→ Problem
Repeat every line below exactly as it reads.

→ Information provided
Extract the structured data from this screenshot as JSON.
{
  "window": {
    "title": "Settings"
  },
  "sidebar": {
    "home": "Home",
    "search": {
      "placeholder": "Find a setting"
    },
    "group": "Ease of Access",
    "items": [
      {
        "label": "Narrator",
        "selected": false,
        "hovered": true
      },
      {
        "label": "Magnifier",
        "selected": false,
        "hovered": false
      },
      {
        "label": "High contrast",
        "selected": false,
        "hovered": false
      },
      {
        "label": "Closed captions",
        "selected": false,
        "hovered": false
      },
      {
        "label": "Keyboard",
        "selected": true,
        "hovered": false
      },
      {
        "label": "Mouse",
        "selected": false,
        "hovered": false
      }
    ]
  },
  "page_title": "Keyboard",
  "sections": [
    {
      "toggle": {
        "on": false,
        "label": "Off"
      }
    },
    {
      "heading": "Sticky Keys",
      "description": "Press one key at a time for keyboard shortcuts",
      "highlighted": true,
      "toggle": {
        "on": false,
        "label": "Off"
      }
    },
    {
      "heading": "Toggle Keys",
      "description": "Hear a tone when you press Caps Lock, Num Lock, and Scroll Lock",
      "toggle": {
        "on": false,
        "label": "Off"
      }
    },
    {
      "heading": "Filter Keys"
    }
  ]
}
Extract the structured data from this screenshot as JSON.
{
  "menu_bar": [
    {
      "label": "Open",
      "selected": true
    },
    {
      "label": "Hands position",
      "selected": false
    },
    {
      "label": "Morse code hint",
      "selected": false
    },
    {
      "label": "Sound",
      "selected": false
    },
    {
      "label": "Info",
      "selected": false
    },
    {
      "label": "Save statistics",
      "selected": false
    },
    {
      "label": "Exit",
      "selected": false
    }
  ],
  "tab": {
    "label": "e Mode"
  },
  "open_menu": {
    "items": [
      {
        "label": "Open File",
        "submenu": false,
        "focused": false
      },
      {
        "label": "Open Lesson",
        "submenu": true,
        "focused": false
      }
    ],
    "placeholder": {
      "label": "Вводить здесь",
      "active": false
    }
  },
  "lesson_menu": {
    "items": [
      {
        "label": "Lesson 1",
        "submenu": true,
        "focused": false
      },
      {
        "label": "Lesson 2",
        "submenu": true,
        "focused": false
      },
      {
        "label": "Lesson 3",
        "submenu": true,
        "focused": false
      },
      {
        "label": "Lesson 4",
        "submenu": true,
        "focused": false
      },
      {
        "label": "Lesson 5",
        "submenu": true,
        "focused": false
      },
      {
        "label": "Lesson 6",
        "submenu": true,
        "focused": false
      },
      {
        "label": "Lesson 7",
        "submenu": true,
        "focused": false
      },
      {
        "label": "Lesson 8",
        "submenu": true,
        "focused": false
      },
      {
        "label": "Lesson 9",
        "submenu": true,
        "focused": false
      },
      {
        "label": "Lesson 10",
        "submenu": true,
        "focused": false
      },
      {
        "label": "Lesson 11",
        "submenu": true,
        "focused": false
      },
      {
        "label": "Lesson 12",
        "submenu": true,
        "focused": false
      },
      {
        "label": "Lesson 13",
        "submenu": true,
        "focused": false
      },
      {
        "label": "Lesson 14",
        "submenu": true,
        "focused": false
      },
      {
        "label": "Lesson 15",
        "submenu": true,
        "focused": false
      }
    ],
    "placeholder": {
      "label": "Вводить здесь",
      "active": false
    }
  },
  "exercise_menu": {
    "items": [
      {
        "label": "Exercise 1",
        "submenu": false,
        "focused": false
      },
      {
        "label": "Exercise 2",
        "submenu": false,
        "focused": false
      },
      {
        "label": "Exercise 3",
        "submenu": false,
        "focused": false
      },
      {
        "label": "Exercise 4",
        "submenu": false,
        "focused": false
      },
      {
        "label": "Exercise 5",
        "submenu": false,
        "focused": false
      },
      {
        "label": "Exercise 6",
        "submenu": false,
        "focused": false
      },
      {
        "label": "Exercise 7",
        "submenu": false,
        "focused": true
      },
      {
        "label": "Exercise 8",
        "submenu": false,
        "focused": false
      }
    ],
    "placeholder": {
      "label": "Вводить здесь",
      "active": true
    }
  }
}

→ Response to this task
Extract the structured data from this screenshot as JSON.
{
  "window": {
    "title": "Settings"
  },
  "sidebar": {
    "home": "Home",
    "search": {
      "placeholder": "Find a setting"
    },
    "group": "Ease of Access",
    "items": [
      {
        "label": "Narrator",
        "selected": false,
        "hovered": true
      },
      {
        "label": "Magnifier",
        "selected": false,
        "hovered": false
      },
      {
        "label": "High contrast",
        "selected": false,
        "hovered": false
      },
      {
        "label": "Closed captions",
        "selected": false,
        "hovered": false
      },
      {
        "label": "Keyboard",
        "selected": true,
        "hovered": false
      },
      {
        "label": "Mouse",
        "selected": false,
        "hovered": false
      }
    ]
  },
  "page_title": "Keyboard",
  "sections": [
    {
      "toggle": {
        "on": false,
        "label": "Off"
      }
    },
    {
      "heading": "Sticky Keys",
      "description": "Press one key at a time for keyboard shortcuts",
      "highlighted": true,
      "toggle": {
        "on": false,
        "label": "Off"
      }
    },
    {
      "heading": "Toggle Keys",
      "description": "Hear a tone when you press Caps Lock, Num Lock, and Scroll Lock",
      "toggle": {
        "on": false,
        "label": "Off"
      }
    },
    {
      "heading": "Filter Keys"
    }
  ]
}
Extract the structured data from this screenshot as JSON.
{
  "menu_bar": [
    {
      "label": "Open",
      "selected": true
    },
    {
      "label": "Hands position",
      "selected": false
    },
    {
      "label": "Morse code hint",
      "selected": false
    },
    {
      "label": "Sound",
      "selected": false
    },
    {
      "label": "Info",
      "selected": false
    },
    {
      "label": "Save statistics",
      "selected": false
    },
    {
      "label": "Exit",
      "selected": false
    }
  ],
  "tab": {
    "label": "e Mode"
  },
  "open_menu": {
    "items": [
      {
        "label": "Open File",
        "submenu": false,
        "focused": false
      },
      {
        "label": "Open Lesson",
        "submenu": true,
        "focused": false
      }
    ],
    "placeholder": {
      "label": "Вводить здесь",
      "active": false
    }
  },
  "lesson_menu": {
    "items": [
      {
        "label": "Lesson 1",
        "submenu": true,
        "focused": false
      },
      {
        "label": "Lesson 2",
        "submenu": true,
        "focused": false
      },
      {
        "label": "Lesson 3",
        "submenu": true,
        "focused": false
      },
      {
        "label": "Lesson 4",
        "submenu": true,
        "focused": false
      },
      {
        "label": "Lesson 5",
        "submenu": true,
        "focused": false
      },
      {
        "label": "Lesson 6",
        "submenu": true,
        "focused": false
      },
      {
        "label": "Lesson 7",
        "submenu": true,
        "focused": false
      },
      {
        "label": "Lesson 8",
        "submenu": true,
        "focused": false
      },
      {
        "label": "Lesson 9",
        "submenu": true,
        "focused": false
      },
      {
        "label": "Lesson 10",
        "submenu": true,
        "focused": false
      },
      {
        "label": "Lesson 11",
        "submenu": true,
        "focused": false
      },
      {
        "label": "Lesson 12",
        "submenu": true,
        "focused": false
      },
      {
        "label": "Lesson 13",
        "submenu": true,
        "focused": false
      },
      {
        "label": "Lesson 14",
        "submenu": true,
        "focused": false
      },
      {
        "label": "Lesson 15",
        "submenu": true,
        "focused": false
      }
    ],
    "placeholder": {
      "label": "Вводить здесь",
      "active": false
    }
  },
  "exercise_menu": {
    "items": [
      {
        "label": "Exercise 1",
        "submenu": false,
        "focused": false
      },
      {
        "label": "Exercise 2",
        "submenu": false,
        "focused": false
      },
      {
        "label": "Exercise 3",
        "submenu": false,
        "focused": false
      },
      {
        "label": "Exercise 4",
        "submenu": false,
        "focused": false
      },
      {
        "label": "Exercise 5",
        "submenu": false,
        "focused": false
      },
      {
        "label": "Exercise 6",
        "submenu": false,
        "focused": false
      },
      {
        "label": "Exercise 7",
        "submenu": false,
        "focused": true
      },
      {
        "label": "Exercise 8",
        "submenu": false,
        "focused": false
      }
    ],
    "placeholder": {
      "label": "Вводить здесь",
      "active": true
    }
  }
}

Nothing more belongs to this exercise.